East Carbon Medical Clinic looks to more years of service
Sitting on a quiet street corner in East Carbon, the building's brick and turquoise siding contrasts perfectly with the clean and clear skies above. With over 50 years of service, the building is beginning to show its age, but the doors have been open ever since serving the local community with the intention of helping whoever steps inside. For some who work at the Carbon Medical Service Clinic, 100 more years of community service is not out of the question.
The clinic was created on July 13, 1952, when the Carbon Medical Service Association was incorporated to help meet the needs of the coal miners and their families in Carbon and Emery County.
The Association used a 501(c)4 membership organization which, much like the modern HMOs, required members to pay membership dues and in turn they received medical services.
Throughout its history, the clinic has dealt with a number of challenges. The ups and downs of the coal mining industry with the closing and reopening of mines, companies going bankrupt and workers leaving the area searching for other opportunities. Through all of this, the clinic still provided those patients who came to them for care. However, a bigger problem seemed to be hanging over the clinic: staying open.
In 1992, the clinic's board of directors began the process of taking steps to ensure that the clinic would stay open for service in the community. The clinic looked into the possibility of having Castleview Hospital take over the clinic and operate it. But ultimately it was decided that the best option would be for the clinic to stay non-profit with its community board of directors. Carbon Medical got in connection with the Association for Utah Community Health and the State of Utah Bureau of Primary Care/Rural Health Association.
In order to stay open, the clinic then began looking into federal assistance, applying for a designation as a Federally Qualified Health Center. In April 1992, the designation for Federally Qualified Health Center was awarded. In October 1992, after applying for a grant from the Department of Health and Human Services, the clinic was awarded a grant of $89,106. The clinic has been receiving grant money ever since, growing to over $507,610 in 2009-2010.
Those who were a part of the transition of the clinic remember the long hours and tireless work needed to keep the clinic open.
"If I had to go back and do all of the work all over again, I would," said Yvonne Jensen, executive director of Carbon Medical Service.

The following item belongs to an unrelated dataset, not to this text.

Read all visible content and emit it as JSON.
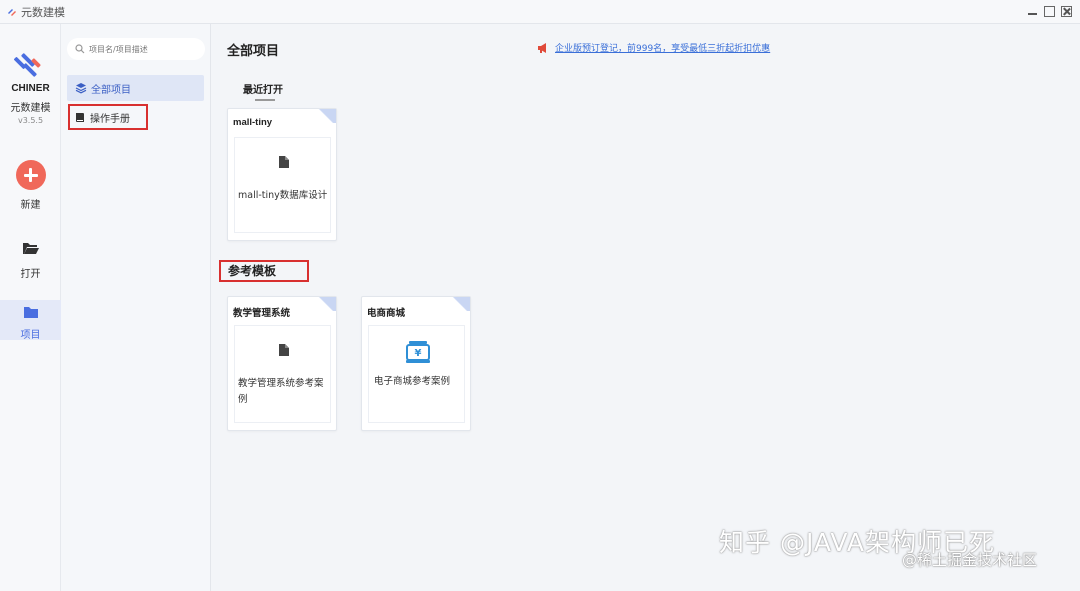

Jensen, 72, has been involved with the clinic since the 1980s and has seen Carbon Medical change and adapt to the times. The long hours of looking for federal assistance and trying to keep the clinic afloat were worth the effort in return for the service the clinic provides to patients in the community.

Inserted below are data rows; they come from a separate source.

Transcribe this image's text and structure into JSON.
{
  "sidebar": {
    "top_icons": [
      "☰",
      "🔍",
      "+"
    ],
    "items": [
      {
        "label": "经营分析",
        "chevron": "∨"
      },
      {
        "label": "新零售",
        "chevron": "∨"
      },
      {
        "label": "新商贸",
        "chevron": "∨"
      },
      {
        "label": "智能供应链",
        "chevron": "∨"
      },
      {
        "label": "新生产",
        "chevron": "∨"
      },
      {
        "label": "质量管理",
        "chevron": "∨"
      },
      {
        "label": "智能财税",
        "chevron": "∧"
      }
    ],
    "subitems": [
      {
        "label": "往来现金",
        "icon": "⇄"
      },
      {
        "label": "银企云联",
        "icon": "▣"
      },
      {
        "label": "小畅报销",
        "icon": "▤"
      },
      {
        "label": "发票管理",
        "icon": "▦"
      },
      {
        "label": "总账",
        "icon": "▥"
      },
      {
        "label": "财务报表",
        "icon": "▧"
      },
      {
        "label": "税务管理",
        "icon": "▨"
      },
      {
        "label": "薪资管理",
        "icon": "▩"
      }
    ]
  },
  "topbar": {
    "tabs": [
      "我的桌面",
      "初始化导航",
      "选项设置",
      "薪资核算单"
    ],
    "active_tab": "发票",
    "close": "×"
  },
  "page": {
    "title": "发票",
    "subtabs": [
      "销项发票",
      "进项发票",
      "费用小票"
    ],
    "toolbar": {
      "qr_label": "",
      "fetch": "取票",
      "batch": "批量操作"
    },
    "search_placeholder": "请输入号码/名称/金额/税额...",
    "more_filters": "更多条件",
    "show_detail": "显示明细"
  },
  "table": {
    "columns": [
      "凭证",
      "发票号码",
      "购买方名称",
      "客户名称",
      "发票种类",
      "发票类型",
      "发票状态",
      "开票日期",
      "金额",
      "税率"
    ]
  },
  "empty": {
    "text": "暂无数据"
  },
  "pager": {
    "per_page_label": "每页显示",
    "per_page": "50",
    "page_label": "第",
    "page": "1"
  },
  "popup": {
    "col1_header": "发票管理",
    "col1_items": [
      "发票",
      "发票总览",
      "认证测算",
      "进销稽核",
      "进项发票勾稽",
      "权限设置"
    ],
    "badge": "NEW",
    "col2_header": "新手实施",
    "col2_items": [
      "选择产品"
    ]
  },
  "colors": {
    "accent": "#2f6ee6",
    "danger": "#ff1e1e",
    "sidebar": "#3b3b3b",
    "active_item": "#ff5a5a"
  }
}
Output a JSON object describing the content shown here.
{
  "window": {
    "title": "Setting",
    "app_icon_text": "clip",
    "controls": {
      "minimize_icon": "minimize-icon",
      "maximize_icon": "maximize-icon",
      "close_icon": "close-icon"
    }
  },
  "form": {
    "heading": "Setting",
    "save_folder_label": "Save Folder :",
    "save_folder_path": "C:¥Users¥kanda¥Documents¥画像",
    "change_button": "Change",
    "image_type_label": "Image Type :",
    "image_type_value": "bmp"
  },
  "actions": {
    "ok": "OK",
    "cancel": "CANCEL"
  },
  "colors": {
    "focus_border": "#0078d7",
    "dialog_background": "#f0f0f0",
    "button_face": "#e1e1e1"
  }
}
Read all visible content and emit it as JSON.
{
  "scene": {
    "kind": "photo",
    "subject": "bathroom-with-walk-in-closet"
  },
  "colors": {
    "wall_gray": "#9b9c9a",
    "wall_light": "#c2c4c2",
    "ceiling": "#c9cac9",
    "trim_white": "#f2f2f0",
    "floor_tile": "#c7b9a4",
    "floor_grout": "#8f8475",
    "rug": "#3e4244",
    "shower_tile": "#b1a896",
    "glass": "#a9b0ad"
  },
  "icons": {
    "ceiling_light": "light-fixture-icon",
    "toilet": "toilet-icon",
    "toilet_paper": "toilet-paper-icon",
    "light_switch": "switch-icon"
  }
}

"There were volumes and volumes of work we had to get done to keep it open," Jensen said. "The hard work was fulfilling because I know I have made a difference in not seeing the clinic have to close down."
After some restructuring by the board of directors, the clinic became a community health center and applied to be a 501(c)3 non-profit organization. Since then, the clinic has brought over $1.6 million in federal money and over $600,000 in state primary grant care grant money into the community.

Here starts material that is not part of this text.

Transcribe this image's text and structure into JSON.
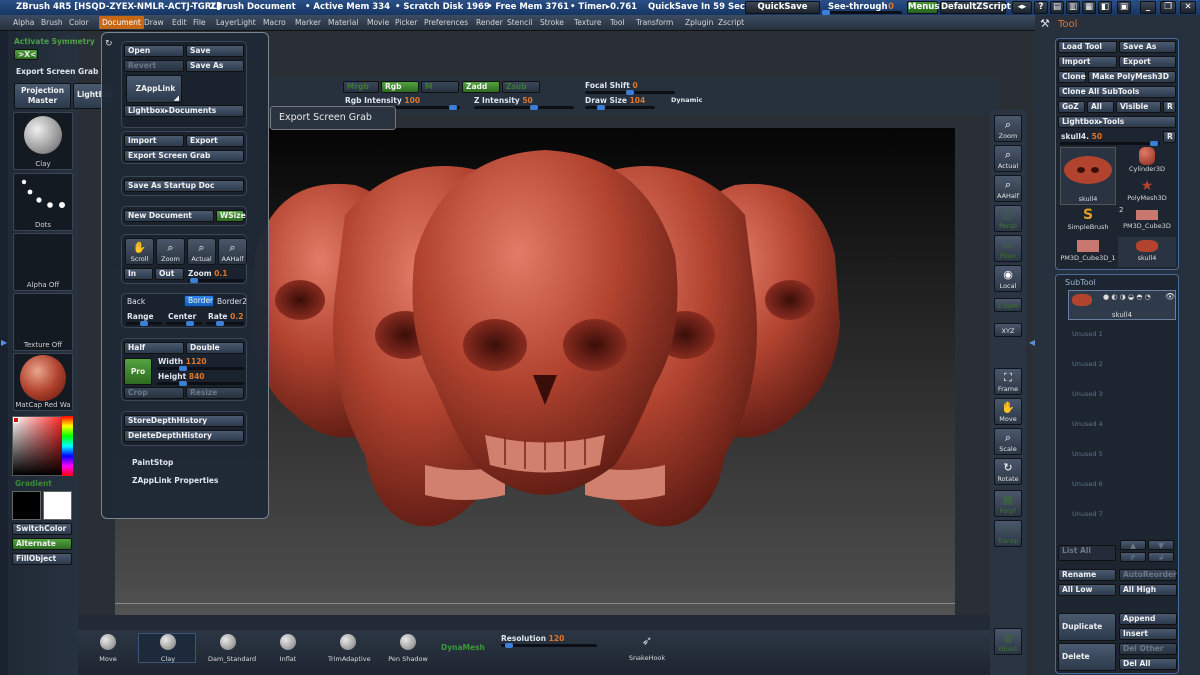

In June 2003, Carbon Medical purchased the Helper Clinic in Helper with no additional federal assistance from a private practice doctor who left the area. In addition to having another site available for patients to visit, the uninsured and homeless populations have a place to go, Jensen said.
The clinic also has a pharmacy branch in Green River, providing the only pharmacy service in the area. Using newer services such as a telepharmacy system and a medical manager system, which provides the clinic the ability to network with other community health centers in Utah, New Mexico and Florida for the payment management of patient accounts, the clinic is keeping pace with technology.
Recently the board of directors has undergone some change. Ivan McCourt, 92, announced he was leaving his position as chairman of the board after 30 years of service. McCourt, a former coal miner and longtime resident of Columbia, said it was time for him to step aside.
"Thirty years is a long time to be on the board and I had been there long enough anyway," McCourt laughed. He was replaced as chairman of the board by Joe Bonacci, former mayor of Helper.
As the clinic continues to provide a service to people in Carbon County, it needs to stay on top of everything including the constant changes in technology and keeping staff well informed and educated, Jensen said.
Keeping the clinic going for 100 more years will surely bring more ups and downs but Jensen believes everyone on the staff intends to keeping working hard for as long as possible, including herself.
"We're going in the right direction with the clinic," she said. "And I intend to be here as long as I can function."